Integrated electro-optic frequency comb could be used for many applications including optical telecommunication
A new integrated electro-optic frequency comb can be tuned using microwave signals, allowing the properties of the comb — including the bandwidth, the spacing between the teeth, the height of lines and which frequencies are on and off — to be controlled independently. It could be used for many applications including optical telecommunication.
Lasers play a vital role in everything from modern communications and connectivity to bio-medicine and manufacturing. Many applications, however, require lasers that can emit multiple frequencies – colors of light - simultaneously, each precisely separated like the tooth on a comb.
Optical frequency combs are used for environmental monitoring to detect the presence of molecules, such as toxins; in astronomy for searching for exoplanets; in precision metrology and timing. However, they have remained bulky and expensive, which limited their applications. So, researchers have started to explore how to miniaturize these sources of light and integrate them onto a chip to address a wider range of applications, including telecommunications, microwave synthesis and optical ranging. But so far, on-chip frequency combs have struggled with efficiency, stability and controllability.

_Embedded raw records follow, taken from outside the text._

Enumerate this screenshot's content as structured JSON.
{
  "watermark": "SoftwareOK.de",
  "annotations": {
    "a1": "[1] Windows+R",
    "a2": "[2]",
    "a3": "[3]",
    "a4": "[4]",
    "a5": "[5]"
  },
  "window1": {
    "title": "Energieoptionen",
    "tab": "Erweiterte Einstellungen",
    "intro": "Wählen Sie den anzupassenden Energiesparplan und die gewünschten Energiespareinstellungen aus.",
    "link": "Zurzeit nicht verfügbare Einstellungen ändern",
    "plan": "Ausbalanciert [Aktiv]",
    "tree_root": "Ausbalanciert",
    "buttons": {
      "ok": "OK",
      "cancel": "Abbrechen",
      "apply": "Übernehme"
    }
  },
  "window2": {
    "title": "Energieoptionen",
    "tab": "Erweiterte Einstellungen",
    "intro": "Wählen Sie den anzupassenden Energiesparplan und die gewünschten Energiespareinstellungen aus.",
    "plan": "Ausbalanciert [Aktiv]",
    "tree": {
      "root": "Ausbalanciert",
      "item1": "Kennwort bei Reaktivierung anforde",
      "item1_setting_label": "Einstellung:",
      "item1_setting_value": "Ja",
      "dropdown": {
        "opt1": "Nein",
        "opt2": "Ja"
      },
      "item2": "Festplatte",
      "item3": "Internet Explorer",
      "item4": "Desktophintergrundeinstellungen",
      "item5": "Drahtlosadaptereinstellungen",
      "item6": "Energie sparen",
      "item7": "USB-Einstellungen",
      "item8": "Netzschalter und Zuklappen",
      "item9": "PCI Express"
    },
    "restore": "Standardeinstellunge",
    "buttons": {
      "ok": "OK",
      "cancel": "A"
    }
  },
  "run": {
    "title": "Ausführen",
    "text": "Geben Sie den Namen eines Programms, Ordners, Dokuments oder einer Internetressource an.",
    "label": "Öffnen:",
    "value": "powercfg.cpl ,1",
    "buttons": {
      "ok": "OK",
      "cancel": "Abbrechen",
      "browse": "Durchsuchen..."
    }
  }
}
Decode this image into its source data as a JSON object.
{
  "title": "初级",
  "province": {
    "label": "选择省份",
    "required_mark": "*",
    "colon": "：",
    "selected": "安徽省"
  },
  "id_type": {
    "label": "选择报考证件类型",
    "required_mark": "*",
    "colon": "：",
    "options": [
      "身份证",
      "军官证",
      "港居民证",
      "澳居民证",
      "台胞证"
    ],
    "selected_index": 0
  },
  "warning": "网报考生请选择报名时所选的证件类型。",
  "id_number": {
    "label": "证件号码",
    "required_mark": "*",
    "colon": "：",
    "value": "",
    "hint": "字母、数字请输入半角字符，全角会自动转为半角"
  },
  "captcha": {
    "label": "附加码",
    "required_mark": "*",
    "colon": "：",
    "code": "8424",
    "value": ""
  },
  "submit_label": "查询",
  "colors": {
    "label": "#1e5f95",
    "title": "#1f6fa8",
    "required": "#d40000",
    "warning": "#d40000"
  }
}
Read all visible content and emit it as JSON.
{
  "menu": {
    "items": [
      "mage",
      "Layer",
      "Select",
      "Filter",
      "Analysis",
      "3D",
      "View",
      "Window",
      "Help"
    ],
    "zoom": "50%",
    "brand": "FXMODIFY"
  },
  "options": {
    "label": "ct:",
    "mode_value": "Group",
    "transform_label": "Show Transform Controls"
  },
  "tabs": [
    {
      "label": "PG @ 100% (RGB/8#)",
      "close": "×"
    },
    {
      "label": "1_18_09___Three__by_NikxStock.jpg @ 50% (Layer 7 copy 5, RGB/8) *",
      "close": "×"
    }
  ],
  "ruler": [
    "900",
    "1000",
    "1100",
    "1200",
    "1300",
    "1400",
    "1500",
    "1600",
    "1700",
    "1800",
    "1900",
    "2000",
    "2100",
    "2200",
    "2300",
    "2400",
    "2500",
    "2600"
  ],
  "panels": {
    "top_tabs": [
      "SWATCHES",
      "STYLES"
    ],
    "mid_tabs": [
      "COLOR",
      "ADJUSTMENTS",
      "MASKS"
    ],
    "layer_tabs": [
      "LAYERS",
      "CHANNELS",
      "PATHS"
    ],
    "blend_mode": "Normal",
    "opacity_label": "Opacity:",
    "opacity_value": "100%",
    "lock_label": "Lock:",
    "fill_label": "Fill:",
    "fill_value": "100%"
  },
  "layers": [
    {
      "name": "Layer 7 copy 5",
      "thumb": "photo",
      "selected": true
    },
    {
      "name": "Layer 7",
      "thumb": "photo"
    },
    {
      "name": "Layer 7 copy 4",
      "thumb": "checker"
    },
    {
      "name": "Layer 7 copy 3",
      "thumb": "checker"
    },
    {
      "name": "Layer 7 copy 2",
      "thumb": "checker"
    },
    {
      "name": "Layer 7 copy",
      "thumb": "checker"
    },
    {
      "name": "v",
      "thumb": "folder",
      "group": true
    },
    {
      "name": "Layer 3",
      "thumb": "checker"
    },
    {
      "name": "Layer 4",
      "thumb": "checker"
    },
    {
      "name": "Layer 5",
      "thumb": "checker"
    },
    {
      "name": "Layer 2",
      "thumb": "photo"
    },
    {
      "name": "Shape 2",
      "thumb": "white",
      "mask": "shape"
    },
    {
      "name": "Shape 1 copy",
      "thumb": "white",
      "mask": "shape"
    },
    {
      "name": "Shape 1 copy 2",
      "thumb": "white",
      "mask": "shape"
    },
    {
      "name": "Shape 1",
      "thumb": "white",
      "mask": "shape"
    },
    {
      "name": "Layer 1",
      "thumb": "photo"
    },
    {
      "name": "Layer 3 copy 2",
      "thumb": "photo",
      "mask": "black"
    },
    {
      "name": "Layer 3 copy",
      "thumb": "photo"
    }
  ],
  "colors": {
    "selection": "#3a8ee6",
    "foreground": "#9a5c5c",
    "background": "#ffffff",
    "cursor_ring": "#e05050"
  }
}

Now, researchers from the Harvard John A. Paulson School of Engineering and Applied Sciences (SEAS) and Stanford University have developed an integrated, on-chip frequency comb that is efficient, stable and highly controllable with microwaves.
The research is published in Nature.
“In optical communications, if you want to send more information through a small, fiber optic cable, you need to have different colors of light that can be controlled independently,” said Marko Loncar, the Tiantsai Lin Professor of Electrical Engineering at SEAS and one of the senior authors of the study. “That means you either need a hundred separate lasers or one frequency comb. We have developed a frequency comb that is an elegant, energy-efficient and integrated way to solve this problem.”
Loncar and his team developed the frequency comb using lithium niobite, a material well-known for its electro-optic properties, meaning it can efficiently convert electronic signals into optical signals. Thanks to the strong electro-optical properties of lithium niobite, the team’s frequency comb spans the entire telecommunications bandwidth and has dramatically improved tunability.
“Previous on-chip frequency combs gave us only one tuning knob,” said co-first author Mian Zhang, now CEO of HyperLight and formerly a postdoctoral research fellow at SEAS. “It’s a like a TV where the channel button and the volume button are the same. If you want to change the channel, you end up changing the volume too. Using the electro-optic effect of lithium niobate, we effectively separated these functionalities and now have independent control over them.”
This was accomplished using microwave signals, allowing the properties of the comb — including the bandwidth, the spacing between the teeth, the height of lines and which frequencies are on and off — to be tuned independently.
“Now, we can control the properties of the comb at will pretty simply with microwaves,” said Loncar. “It’s another important tool in the optical tool box.”
“These compact frequency combs are especially promising as light sources for optical communication in data centers,” said Joseph Kahn, Professor of Electrical Engineering at Stanford and the other senior author of the study. “In a data center – literally a warehouse-sized building containing thousands of computers – optical links form a network interconnecting all the computers so they can work together on massive computing tasks. A frequency comb, by providing many different colors of light, can enable many computers to be interconnected and exchange massive amounts of data, satisfying the future needs of data centers and cloud computing."
The Harvard Office of Technology Development has protected the intellectual property relating to this project. The research was also supported by OTD’s Physical Sciences & Engineering Accelerator, which provides translational funding for research projects that show potential for significant commercial impact.
SOURCE: Harvard John A. Paulson School of Engineering and Applied Sciences